The Mews Blog >Learnings from the Mews Data Dive: the state of hospitality in H1 2022
You’ve probably heard us talk about data before. We just can’t get enough of it. In fact, we love it so much that we took a whole bunch of data from the first six months of 2022 and sat down to see what we could find.
The result is the Mews Data Dive: 2022 H1. It takes the anonymized data of thousands of properties and looks at the performance and trends in 10 key areas. Interested? You should be.
What’s in the Mews Data Dive?
The Mews Data Dive examines ten key areas that affect all hoteliers. They are:
Online check-in and kiosk usage
RevPAR and ADR
Booking lead times
Additional bookable services
Now, we’re not going to go through everything in the Data Dive – otherwise you wouldn’t need to download it and see all our beautiful designs. But here are a couple of sections for you to get a flavor of what’s inside.
After two incredibly difficult years (for reasons we don’t need to go over again), occupancy is almost back at 2019 levels. For certain regions – for instance Spain, France, Germany, the Netherlands and the UK – occupancy levels have already reached parity, and the same is true for particular accommodation types such as apartment rentals.

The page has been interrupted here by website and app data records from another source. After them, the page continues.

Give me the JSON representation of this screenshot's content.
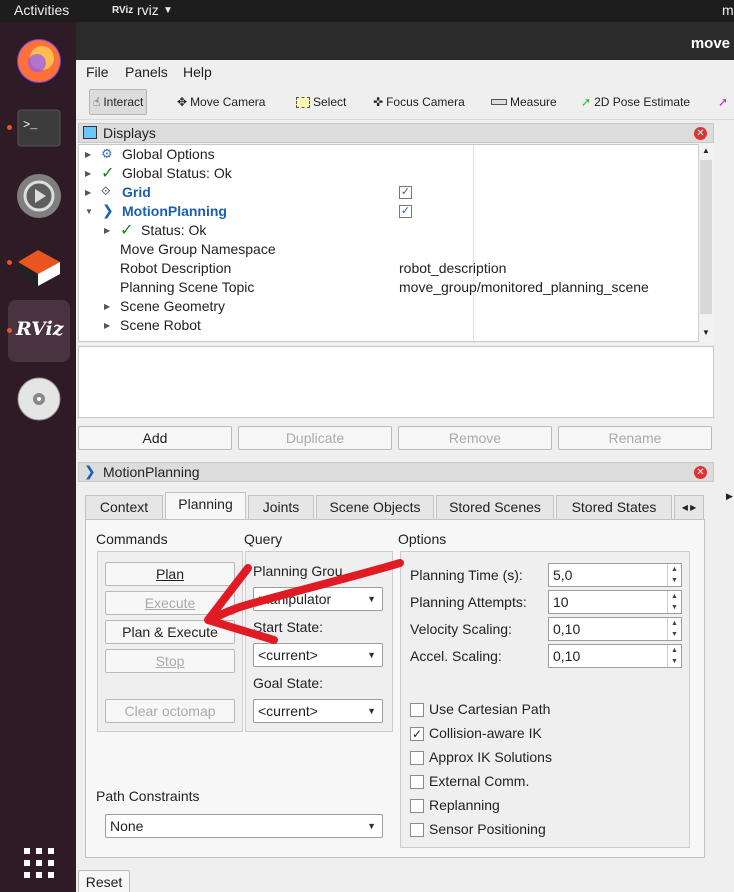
{
  "topbar": {
    "activities": "Activities",
    "app_name": "rviz",
    "app_logo_text": "RViz",
    "clock": "m"
  },
  "window": {
    "title": "move"
  },
  "dock": {
    "rviz_label": "RViz"
  },
  "menubar": {
    "file": "File",
    "panels": "Panels",
    "help": "Help"
  },
  "toolbar": {
    "interact": "Interact",
    "move_camera": "Move Camera",
    "select": "Select",
    "focus_camera": "Focus Camera",
    "measure": "Measure",
    "pose_estimate": "2D Pose Estimate"
  },
  "displays": {
    "title": "Displays",
    "rows": [
      {
        "label": "Global Options",
        "value": ""
      },
      {
        "label": "Global Status: Ok",
        "value": ""
      },
      {
        "label": "Grid",
        "value": ""
      },
      {
        "label": "MotionPlanning",
        "value": ""
      },
      {
        "label": "Status: Ok",
        "value": ""
      },
      {
        "label": "Move Group Namespace",
        "value": ""
      },
      {
        "label": "Robot Description",
        "value": "robot_description"
      },
      {
        "label": "Planning Scene Topic",
        "value": "move_group/monitored_planning_scene"
      },
      {
        "label": "Scene Geometry",
        "value": ""
      },
      {
        "label": "Scene Robot",
        "value": ""
      }
    ],
    "grid_checked": true,
    "motion_checked": true,
    "buttons": {
      "add": "Add",
      "duplicate": "Duplicate",
      "remove": "Remove",
      "rename": "Rename"
    }
  },
  "motion_panel": {
    "title": "MotionPlanning",
    "tabs": [
      "Context",
      "Planning",
      "Joints",
      "Scene Objects",
      "Stored Scenes",
      "Stored States"
    ],
    "selected_tab": "Planning",
    "commands": {
      "title": "Commands",
      "plan": "Plan",
      "execute": "Execute",
      "plan_execute": "Plan & Execute",
      "stop": "Stop",
      "clear_octomap": "Clear octomap"
    },
    "query": {
      "title": "Query",
      "planning_group_label": "Planning Grou",
      "planning_group_value": "manipulator",
      "start_state_label": "Start State:",
      "start_state_value": "<current>",
      "goal_state_label": "Goal State:",
      "goal_state_value": "<current>"
    },
    "options": {
      "title": "Options",
      "planning_time_label": "Planning Time (s):",
      "planning_time_value": "5,0",
      "planning_attempts_label": "Planning Attempts:",
      "planning_attempts_value": "10",
      "velocity_label": "Velocity Scaling:",
      "velocity_value": "0,10",
      "accel_label": "Accel. Scaling:",
      "accel_value": "0,10",
      "checks": [
        {
          "label": "Use Cartesian Path",
          "checked": false
        },
        {
          "label": "Collision-aware IK",
          "checked": true
        },
        {
          "label": "Approx IK Solutions",
          "checked": false
        },
        {
          "label": "External Comm.",
          "checked": false
        },
        {
          "label": "Replanning",
          "checked": false
        },
        {
          "label": "Sensor Positioning",
          "checked": false
        }
      ]
    },
    "path_constraints": {
      "label": "Path Constraints",
      "value": "None"
    },
    "reset": "Reset"
  },
  "colors": {
    "accent_blue": "#1a5fb4",
    "annotation_red": "#e01b24",
    "dock_bg": "#2f1b26"
  }
}
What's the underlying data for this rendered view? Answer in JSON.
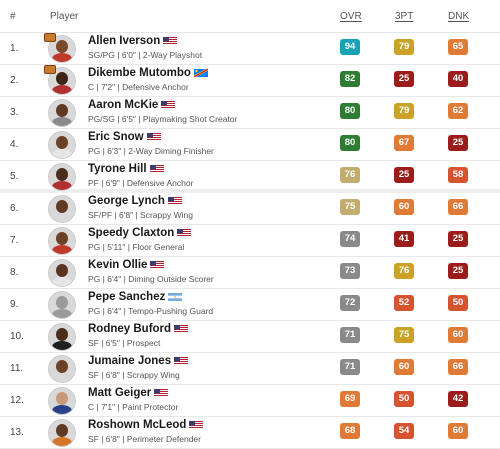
{
  "header": {
    "rank": "#",
    "player": "Player",
    "ovr": "OVR",
    "three_pt": "3PT",
    "dunk": "DNK"
  },
  "colors": {
    "dark_green": "#2e7d32",
    "green": "#4caf50",
    "teal": "#17a2b8",
    "gold": "#c9a227",
    "tan": "#c2ad6f",
    "gray": "#8a8a8a",
    "orange": "#e07a37",
    "red_orange": "#d6532f",
    "dark_red": "#9c1c1c"
  },
  "players": [
    {
      "rank": "1.",
      "name": "Allen Iverson",
      "flag": "us",
      "info": "SG/PG | 6'0\" | 2-Way Playshot",
      "ovr": "94",
      "three_pt": "79",
      "dunk": "65",
      "skin": "#7a4a2c",
      "jersey": "#c0392b",
      "team_logo": true
    },
    {
      "rank": "2.",
      "name": "Dikembe Mutombo",
      "flag": "cd",
      "info": "C | 7'2\" | Defensive Anchor",
      "ovr": "82",
      "three_pt": "25",
      "dunk": "40",
      "skin": "#3e2418",
      "jersey": "#b03030",
      "team_logo": true
    },
    {
      "rank": "3.",
      "name": "Aaron McKie",
      "flag": "us",
      "info": "PG/SG | 6'5\" | Playmaking Shot Creator",
      "ovr": "80",
      "three_pt": "79",
      "dunk": "62",
      "skin": "#5e3a24",
      "jersey": "#8a8a8a",
      "team_logo": false
    },
    {
      "rank": "4.",
      "name": "Eric Snow",
      "flag": "us",
      "info": "PG | 6'3\" | 2-Way Diming Finisher",
      "ovr": "80",
      "three_pt": "67",
      "dunk": "25",
      "skin": "#6b4128",
      "jersey": "#e6e6e6",
      "team_logo": false
    },
    {
      "rank": "5.",
      "name": "Tyrone Hill",
      "flag": "us",
      "info": "PF | 6'9\" | Defensive Anchor",
      "ovr": "76",
      "three_pt": "25",
      "dunk": "58",
      "skin": "#4a2c1c",
      "jersey": "#b03030",
      "team_logo": false,
      "gap": true
    },
    {
      "rank": "6.",
      "name": "George Lynch",
      "flag": "us",
      "info": "SF/PF | 6'8\" | Scrappy Wing",
      "ovr": "75",
      "three_pt": "60",
      "dunk": "66",
      "skin": "#5e3a24",
      "jersey": "#d9d9d9",
      "team_logo": false
    },
    {
      "rank": "7.",
      "name": "Speedy Claxton",
      "flag": "us",
      "info": "PG | 5'11\" | Floor General",
      "ovr": "74",
      "three_pt": "41",
      "dunk": "25",
      "skin": "#6b4128",
      "jersey": "#c0392b",
      "team_logo": false
    },
    {
      "rank": "8.",
      "name": "Kevin Ollie",
      "flag": "us",
      "info": "PG | 6'4\" | Diming Outside Scorer",
      "ovr": "73",
      "three_pt": "76",
      "dunk": "25",
      "skin": "#5a3622",
      "jersey": "#e6e6e6",
      "team_logo": false
    },
    {
      "rank": "9.",
      "name": "Pepe Sanchez",
      "flag": "ar",
      "info": "PG | 6'4\" | Tempo-Pushing Guard",
      "ovr": "72",
      "three_pt": "52",
      "dunk": "50",
      "skin": "#9a9a9a",
      "jersey": "#9a9a9a",
      "team_logo": false,
      "silhouette": true
    },
    {
      "rank": "10.",
      "name": "Rodney Buford",
      "flag": "us",
      "info": "SF | 6'5\" | Prospect",
      "ovr": "71",
      "three_pt": "75",
      "dunk": "60",
      "skin": "#4a2c1c",
      "jersey": "#1f1f1f",
      "team_logo": false
    },
    {
      "rank": "11.",
      "name": "Jumaine Jones",
      "flag": "us",
      "info": "SF | 6'8\" | Scrappy Wing",
      "ovr": "71",
      "three_pt": "60",
      "dunk": "66",
      "skin": "#6b4128",
      "jersey": "#d9d9d9",
      "team_logo": false
    },
    {
      "rank": "12.",
      "name": "Matt Geiger",
      "flag": "us",
      "info": "C | 7'1\" | Paint Protector",
      "ovr": "69",
      "three_pt": "50",
      "dunk": "42",
      "skin": "#c99a78",
      "jersey": "#2a3f8a",
      "team_logo": false
    },
    {
      "rank": "13.",
      "name": "Roshown McLeod",
      "flag": "us",
      "info": "SF | 6'8\" | Perimeter Defender",
      "ovr": "68",
      "three_pt": "54",
      "dunk": "60",
      "skin": "#5e3a24",
      "jersey": "#d4752a",
      "team_logo": false
    }
  ]
}
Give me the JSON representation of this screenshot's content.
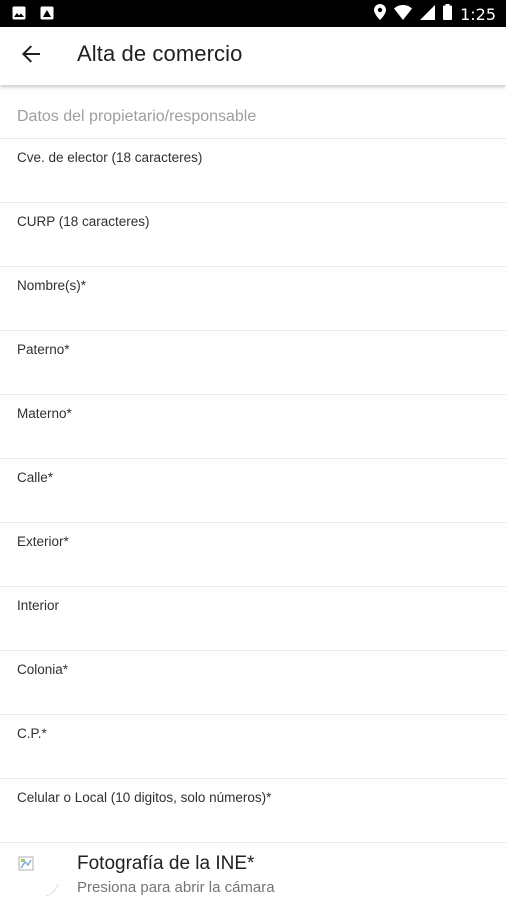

When we look at month-on-month performance, there’s also a positive trend from January through to June, which is broadly what we’d expect to see. Hotels and hostels follow a similar pattern of filling up as the year progresses, while occupancy in serviced apartments also increases as we reach the summer, albeit at a slower pace thanks to strong, consistent performances during the winter.
What does this mean?
Cautious optimism has been hospitality’s motto for the past year or so. Today, uncertainty remains as talk of a global recession continues, but in the short term at least, there are reasons to be cheerful. Record levels of leisure travel are expected during the summer as travelers look to make hay while the sun shines.
Hostels were the hardest hit during the pandemic, so to see their occupancy rates peaking above hotels from April through to June is very encouraging. Campsite occupancy is also on the rise as the northern hemisphere begins its warmer months, something explored in our glamping report.
As you can see from the charts about, there has been a shift to more flexible bookings since 2019. In 2019, the number of non-refundable reservations was 61%. In the first half of 2022, this number decreased to 48%.
What does this mean?
Ongoing uncertainty around travel restrictions meant that many travelers were wary of booking accommodation in case they were no longer able to travel. In response, many hoteliers decided to offer more flexible reservations. However, this shift isn’t as dramatic as some predicted. Almost half of all reservations made in the first half of 2022 were non-refundable, demonstrating a willingness and a trust in guests to travel. If your property is offering only flexible bookings and still seeing a high cancellation rate, it’s definitely worth brining back a non-refundable option.
That’s it for your sneak peek. Tantalizing, isn’t it? To get your hands on the rest of the data, you know what to do.